1. How prevalent is prostate cancer?
It is estimated that with PSA based screening, 1:5 US men will be diagnosed with prostate cancer
2. How is it generally diagnosed?
Prostate cancer is diagnosed after a prostate biopsy is done for an elevated PSA or abnormal prostate exam
3. What are some treatment options for those with prostate cancer?
Treatment options are based on estimating the risk the prostate cancer poses to the man's life. General treatment approaches for localized prostate cancer include active surveillance, prostatectomy (prostate removal), and radiation therapy (which comes in various forms). Metastatic prostate cancer is treated with hormonal therapy +/- chemotherapy with other options available as cancer progresses.
4. Why is it important to be educated about different options?
It is important to understand all options available, because one size does not fit all. Different options may be recommended based on how aggressive the cancer is and this is where a test such as the Oncotype Dx can help determine aggressiveness and assist in treatment decision making. Other considerations include patient age, health status, quality of life. Just as all patients are different, each prostate cancer is different and treatment decisions should be personalized based on thorough understanding of the disease and of all options available.
5. How can women be supportive of the men in their lives who have prostate cancer?

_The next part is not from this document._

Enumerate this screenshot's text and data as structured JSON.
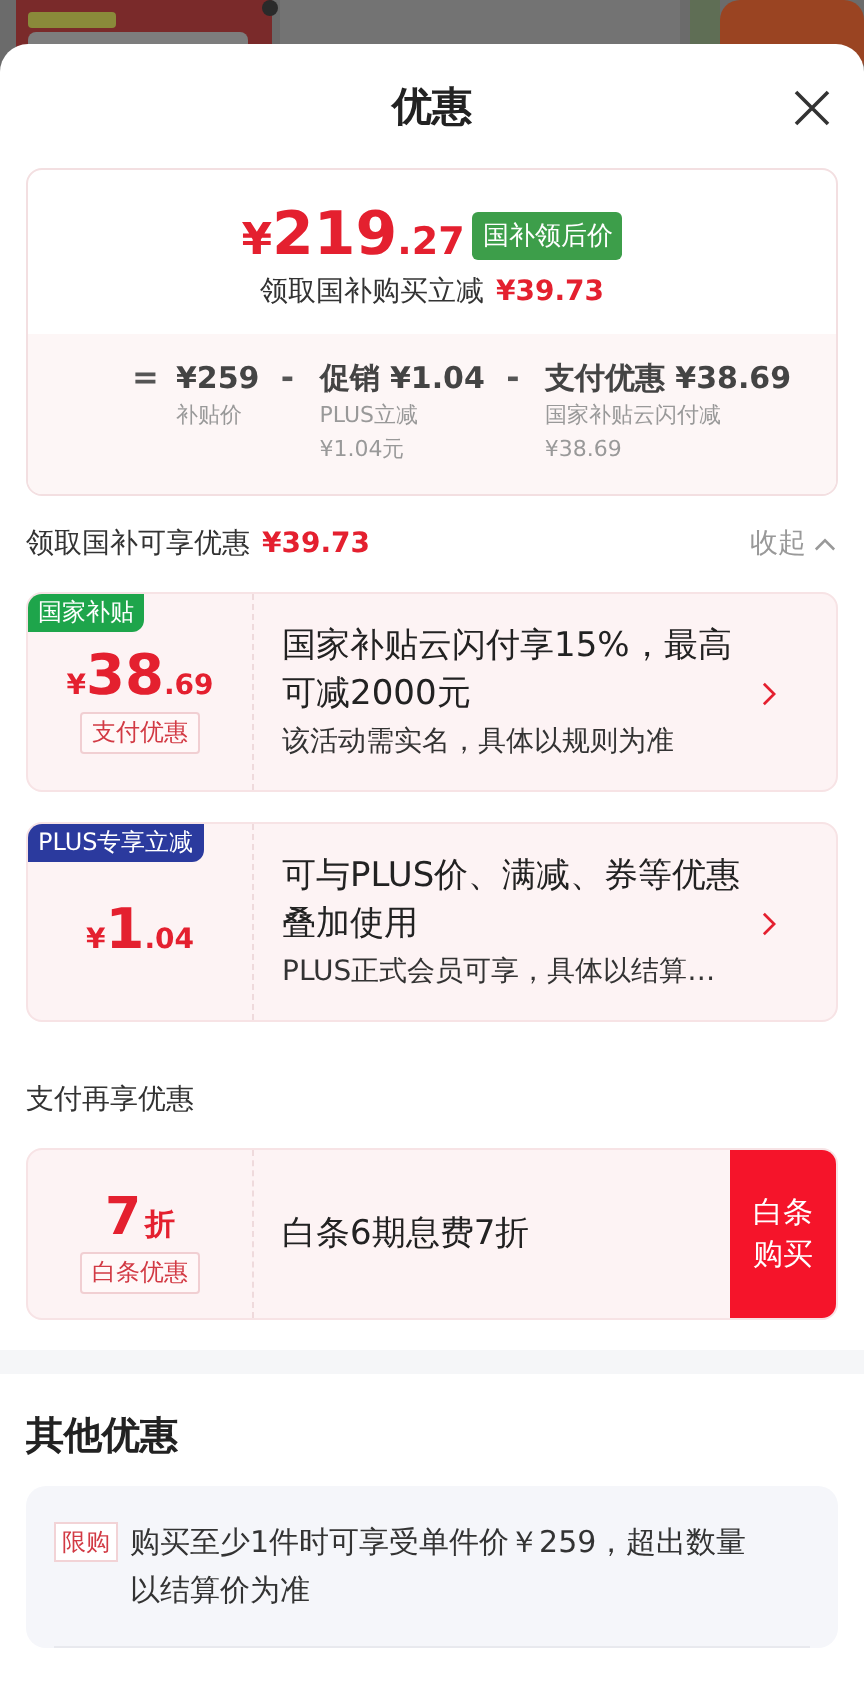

Spouses and partners are often critical to the decision making process. They can help during the data gathering phase for men to understand all of their treatment options. It is important for men and their partners to identify their priorities for treatment, balancing the desire for cancer eradication and maintaining quality of life. Shared decision making ensures that both patients and partners are on board with the treatment plan and can support each other throughout the process.